===== Records to process =====
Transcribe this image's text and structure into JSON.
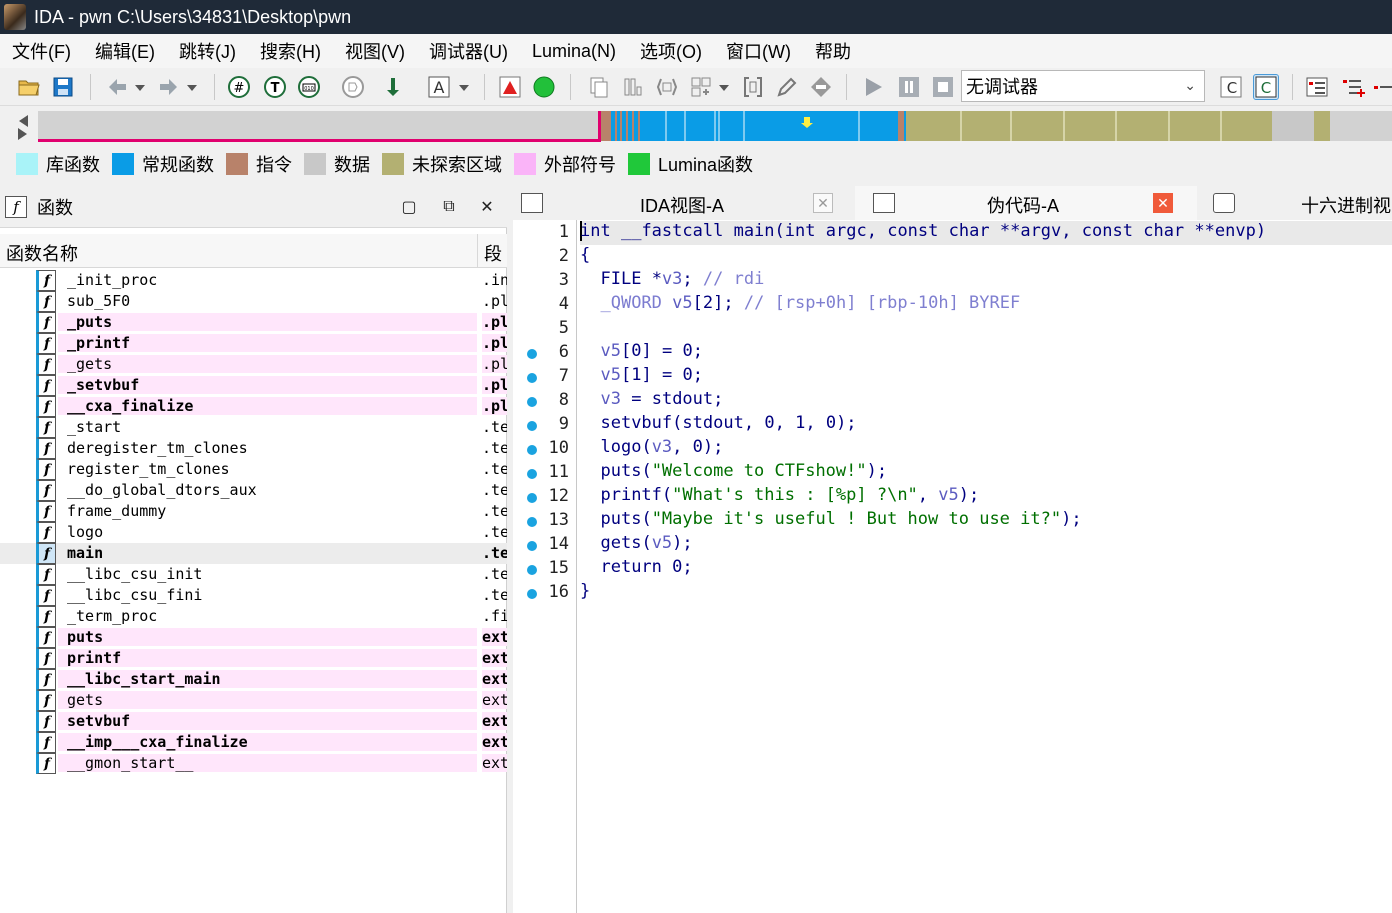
{
  "window": {
    "title": "IDA - pwn C:\\Users\\34831\\Desktop\\pwn"
  },
  "menu": [
    "文件(F)",
    "编辑(E)",
    "跳转(J)",
    "搜索(H)",
    "视图(V)",
    "调试器(U)",
    "Lumina(N)",
    "选项(O)",
    "窗口(W)",
    "帮助"
  ],
  "toolbar": {
    "debugger_select": "无调试器"
  },
  "legend": [
    {
      "label": "库函数",
      "color": "#a9f3f8"
    },
    {
      "label": "常规函数",
      "color": "#0a9ce6"
    },
    {
      "label": "指令",
      "color": "#b8826a"
    },
    {
      "label": "数据",
      "color": "#c8c8c8"
    },
    {
      "label": "未探索区域",
      "color": "#b3b072"
    },
    {
      "label": "外部符号",
      "color": "#fab4f8"
    },
    {
      "label": "Lumina函数",
      "color": "#20c83a"
    }
  ],
  "functions_panel": {
    "title": "函数",
    "col_name": "函数名称",
    "col_segment": "段",
    "rows": [
      {
        "name": "_init_proc",
        "segment": ".init",
        "bold": false,
        "pink": false
      },
      {
        "name": "sub_5F0",
        "segment": ".plt",
        "bold": false,
        "pink": false
      },
      {
        "name": "_puts",
        "segment": ".plt",
        "bold": true,
        "pink": true
      },
      {
        "name": "_printf",
        "segment": ".plt",
        "bold": true,
        "pink": true
      },
      {
        "name": "_gets",
        "segment": ".plt",
        "bold": false,
        "pink": true
      },
      {
        "name": "_setvbuf",
        "segment": ".plt",
        "bold": true,
        "pink": true
      },
      {
        "name": "__cxa_finalize",
        "segment": ".plt",
        "bold": true,
        "pink": true
      },
      {
        "name": "_start",
        "segment": ".text",
        "bold": false,
        "pink": false
      },
      {
        "name": "deregister_tm_clones",
        "segment": ".text",
        "bold": false,
        "pink": false
      },
      {
        "name": "register_tm_clones",
        "segment": ".text",
        "bold": false,
        "pink": false
      },
      {
        "name": "__do_global_dtors_aux",
        "segment": ".text",
        "bold": false,
        "pink": false
      },
      {
        "name": "frame_dummy",
        "segment": ".text",
        "bold": false,
        "pink": false
      },
      {
        "name": "logo",
        "segment": ".text",
        "bold": false,
        "pink": false
      },
      {
        "name": "main",
        "segment": ".text",
        "bold": true,
        "pink": false,
        "selected": true
      },
      {
        "name": "__libc_csu_init",
        "segment": ".text",
        "bold": false,
        "pink": false
      },
      {
        "name": "__libc_csu_fini",
        "segment": ".text",
        "bold": false,
        "pink": false
      },
      {
        "name": "_term_proc",
        "segment": ".fini",
        "bold": false,
        "pink": false
      },
      {
        "name": "puts",
        "segment": "extern",
        "bold": true,
        "pink": true
      },
      {
        "name": "printf",
        "segment": "extern",
        "bold": true,
        "pink": true
      },
      {
        "name": "__libc_start_main",
        "segment": "extern",
        "bold": true,
        "pink": true
      },
      {
        "name": "gets",
        "segment": "extern",
        "bold": false,
        "pink": true
      },
      {
        "name": "setvbuf",
        "segment": "extern",
        "bold": true,
        "pink": true
      },
      {
        "name": "__imp___cxa_finalize",
        "segment": "extern",
        "bold": true,
        "pink": true
      },
      {
        "name": "__gmon_start__",
        "segment": "extern",
        "bold": false,
        "pink": true
      }
    ]
  },
  "tabs": [
    {
      "label": "IDA视图-A"
    },
    {
      "label": "伪代码-A"
    },
    {
      "label": "十六进制视"
    }
  ],
  "code": {
    "lines": [
      {
        "n": "1",
        "dot": false,
        "text": "int __fastcall main(int argc, const char **argv, const char **envp)"
      },
      {
        "n": "2",
        "dot": false,
        "text": "{"
      },
      {
        "n": "3",
        "dot": false,
        "text": "  FILE *v3; // rdi"
      },
      {
        "n": "4",
        "dot": false,
        "text": "  _QWORD v5[2]; // [rsp+0h] [rbp-10h] BYREF"
      },
      {
        "n": "5",
        "dot": false,
        "text": ""
      },
      {
        "n": "6",
        "dot": true,
        "text": "  v5[0] = 0;"
      },
      {
        "n": "7",
        "dot": true,
        "text": "  v5[1] = 0;"
      },
      {
        "n": "8",
        "dot": true,
        "text": "  v3 = stdout;"
      },
      {
        "n": "9",
        "dot": true,
        "text": "  setvbuf(stdout, 0, 1, 0);"
      },
      {
        "n": "10",
        "dot": true,
        "text": "  logo(v3, 0);"
      },
      {
        "n": "11",
        "dot": true,
        "text": "  puts(\"Welcome to CTFshow!\");"
      },
      {
        "n": "12",
        "dot": true,
        "text": "  printf(\"What's this : [%p] ?\\n\", v5);"
      },
      {
        "n": "13",
        "dot": true,
        "text": "  puts(\"Maybe it's useful ! But how to use it?\");"
      },
      {
        "n": "14",
        "dot": true,
        "text": "  gets(v5);"
      },
      {
        "n": "15",
        "dot": true,
        "text": "  return 0;"
      },
      {
        "n": "16",
        "dot": true,
        "text": "}"
      }
    ]
  }
}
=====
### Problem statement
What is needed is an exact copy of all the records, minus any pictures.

### Answer space
Transcribe this image's text and structure into JSON.
{
  "window": {
    "title": "IDA - pwn C:\\Users\\34831\\Desktop\\pwn"
  },
  "menu": [
    "文件(F)",
    "编辑(E)",
    "跳转(J)",
    "搜索(H)",
    "视图(V)",
    "调试器(U)",
    "Lumina(N)",
    "选项(O)",
    "窗口(W)",
    "帮助"
  ],
  "toolbar": {
    "debugger_select": "无调试器"
  },
  "legend": [
    {
      "label": "库函数",
      "color": "#a9f3f8"
    },
    {
      "label": "常规函数",
      "color": "#0a9ce6"
    },
    {
      "label": "指令",
      "color": "#b8826a"
    },
    {
      "label": "数据",
      "color": "#c8c8c8"
    },
    {
      "label": "未探索区域",
      "color": "#b3b072"
    },
    {
      "label": "外部符号",
      "color": "#fab4f8"
    },
    {
      "label": "Lumina函数",
      "color": "#20c83a"
    }
  ],
  "functions_panel": {
    "title": "函数",
    "col_name": "函数名称",
    "col_segment": "段",
    "rows": [
      {
        "name": "_init_proc",
        "segment": ".init",
        "bold": false,
        "pink": false
      },
      {
        "name": "sub_5F0",
        "segment": ".plt",
        "bold": false,
        "pink": false
      },
      {
        "name": "_puts",
        "segment": ".plt",
        "bold": true,
        "pink": true
      },
      {
        "name": "_printf",
        "segment": ".plt",
        "bold": true,
        "pink": true
      },
      {
        "name": "_gets",
        "segment": ".plt",
        "bold": false,
        "pink": true
      },
      {
        "name": "_setvbuf",
        "segment": ".plt",
        "bold": true,
        "pink": true
      },
      {
        "name": "__cxa_finalize",
        "segment": ".plt",
        "bold": true,
        "pink": true
      },
      {
        "name": "_start",
        "segment": ".text",
        "bold": false,
        "pink": false
      },
      {
        "name": "deregister_tm_clones",
        "segment": ".text",
        "bold": false,
        "pink": false
      },
      {
        "name": "register_tm_clones",
        "segment": ".text",
        "bold": false,
        "pink": false
      },
      {
        "name": "__do_global_dtors_aux",
        "segment": ".text",
        "bold": false,
        "pink": false
      },
      {
        "name": "frame_dummy",
        "segment": ".text",
        "bold": false,
        "pink": false
      },
      {
        "name": "logo",
        "segment": ".text",
        "bold": false,
        "pink": false
      },
      {
        "name": "main",
        "segment": ".text",
        "bold": true,
        "pink": false,
        "selected": true
      },
      {
        "name": "__libc_csu_init",
        "segment": ".text",
        "bold": false,
        "pink": false
      },
      {
        "name": "__libc_csu_fini",
        "segment": ".text",
        "bold": false,
        "pink": false
      },
      {
        "name": "_term_proc",
        "segment": ".fini",
        "bold": false,
        "pink": false
      },
      {
        "name": "puts",
        "segment": "extern",
        "bold": true,
        "pink": true
      },
      {
        "name": "printf",
        "segment": "extern",
        "bold": true,
        "pink": true
      },
      {
        "name": "__libc_start_main",
        "segment": "extern",
        "bold": true,
        "pink": true
      },
      {
        "name": "gets",
        "segment": "extern",
        "bold": false,
        "pink": true
      },
      {
        "name": "setvbuf",
        "segment": "extern",
        "bold": true,
        "pink": true
      },
      {
        "name": "__imp___cxa_finalize",
        "segment": "extern",
        "bold": true,
        "pink": true
      },
      {
        "name": "__gmon_start__",
        "segment": "extern",
        "bold": false,
        "pink": true
      }
    ]
  },
  "tabs": [
    {
      "label": "IDA视图-A"
    },
    {
      "label": "伪代码-A"
    },
    {
      "label": "十六进制视"
    }
  ],
  "code": {
    "lines": [
      {
        "n": "1",
        "dot": false,
        "text": "int __fastcall main(int argc, const char **argv, const char **envp)"
      },
      {
        "n": "2",
        "dot": false,
        "text": "{"
      },
      {
        "n": "3",
        "dot": false,
        "text": "  FILE *v3; // rdi"
      },
      {
        "n": "4",
        "dot": false,
        "text": "  _QWORD v5[2]; // [rsp+0h] [rbp-10h] BYREF"
      },
      {
        "n": "5",
        "dot": false,
        "text": ""
      },
      {
        "n": "6",
        "dot": true,
        "text": "  v5[0] = 0;"
      },
      {
        "n": "7",
        "dot": true,
        "text": "  v5[1] = 0;"
      },
      {
        "n": "8",
        "dot": true,
        "text": "  v3 = stdout;"
      },
      {
        "n": "9",
        "dot": true,
        "text": "  setvbuf(stdout, 0, 1, 0);"
      },
      {
        "n": "10",
        "dot": true,
        "text": "  logo(v3, 0);"
      },
      {
        "n": "11",
        "dot": true,
        "text": "  puts(\"Welcome to CTFshow!\");"
      },
      {
        "n": "12",
        "dot": true,
        "text": "  printf(\"What's this : [%p] ?\\n\", v5);"
      },
      {
        "n": "13",
        "dot": true,
        "text": "  puts(\"Maybe it's useful ! But how to use it?\");"
      },
      {
        "n": "14",
        "dot": true,
        "text": "  gets(v5);"
      },
      {
        "n": "15",
        "dot": true,
        "text": "  return 0;"
      },
      {
        "n": "16",
        "dot": true,
        "text": "}"
      }
    ]
  }
}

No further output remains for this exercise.